Stock index futures fell on Thursday as concerns grew that recent share declines caused by euro-zone turmoil in the handling of the sovereign debt crises could lead to a wider correction.

The recent slide has dragged the S&P 500 index 8.4 percent lower from its 2010 closing high on April 23 and pushed the benchmark index into negative territory for the year on Wednesday.

The euro fell one percent briefly against the dollar to hit the day's lows, tracking stocks lower as concerns grew about policy disarray in the euro zone.

The uncertainty in Europe has caused the dollar to strengthen against the euro and diverted attention from a solid quarter of corporate results in the United States.

Right now, obviously the good corporate news is not having much of an effect on the market, said Peter Cardillo, chief market economist at Avalon Partners in New York. It is all about the technical aspect at this time, and the strengthening of the dollar, which has cut investors appetite for risk.
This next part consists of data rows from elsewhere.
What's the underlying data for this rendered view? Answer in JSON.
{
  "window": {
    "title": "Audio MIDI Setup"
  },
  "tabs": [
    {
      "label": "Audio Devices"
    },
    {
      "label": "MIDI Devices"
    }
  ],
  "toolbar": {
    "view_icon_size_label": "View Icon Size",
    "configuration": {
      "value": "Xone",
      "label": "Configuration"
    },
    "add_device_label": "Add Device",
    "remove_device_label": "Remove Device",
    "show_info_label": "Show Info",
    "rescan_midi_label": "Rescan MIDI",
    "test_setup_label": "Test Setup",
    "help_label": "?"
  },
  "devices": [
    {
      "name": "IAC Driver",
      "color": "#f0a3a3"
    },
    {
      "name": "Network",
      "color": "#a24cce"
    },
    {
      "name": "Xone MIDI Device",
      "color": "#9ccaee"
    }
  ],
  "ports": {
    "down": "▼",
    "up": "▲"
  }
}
S&P 500 futures fell 17 points and were below fair value, a formula that evaluates pricing by taking into account interest rates, dividends and time to expiration on the contract. Dow Jones industrial average futures dropped 145 points, and Nasdaq 100 futures shed 33.25 points.

After the closing bell on Wednesday, Applied Materials Inc , the world's largest producer of chipmaking gear, posted a second-quarter profit as customers added capacity to take advantage of growing demand for consumer electronics, especially in emerging markets.

Top U.S. office products retailer Staples Inc gave a lackluster outlook for the rest of its fiscal year, assuming only a modest U.S. economic recovery.

Sears Holdings Corp's first-quarter profit slipped 38 percent, hit by weaker margins and slightly higher costs.

Other companies set to post earnings on Thursday include Gamestop Corp. Ross Stores , , Intuit , Computer Sciences Corp. , and Compuware Corp. .

Data on tap for Thursday includes weekly claims for jobless benefits, as well as for the Conference Board's report on April leading economic indicators and the Philadelphia Federal Reserve's gauge of manufacturing activity in the U.S. mid-Atlantic region.

Financial stocks will garner attention after a setback for the Obama administration on Wednesday, as Senate Democrats failed to muster enough votes to end debate on the biggest overhaul of financial regulation since the 1930s, forcing another vote.

May individual equity options and some options on stock indexes stop trading at Friday's close and expire on Saturday, which may increase volatility.

European stocks fell late on Thursday morning on persistent concerns that other European countries may follow Germany's footsteps to ban short-selling in some financial instruments, traders said.

Worries over the euro zone's debt crisis hammered Asian stocks to their lowest in more than eight months.

U.S. stocks fell on Wednesday as Germany's unilateral action to ban specific trades on some stocks and bonds sparked a fresh wave of uncertainty and risk aversion among anxious investors.

(Reporting by Chuck Mikolajczak; Editing by Padraic Cassidy)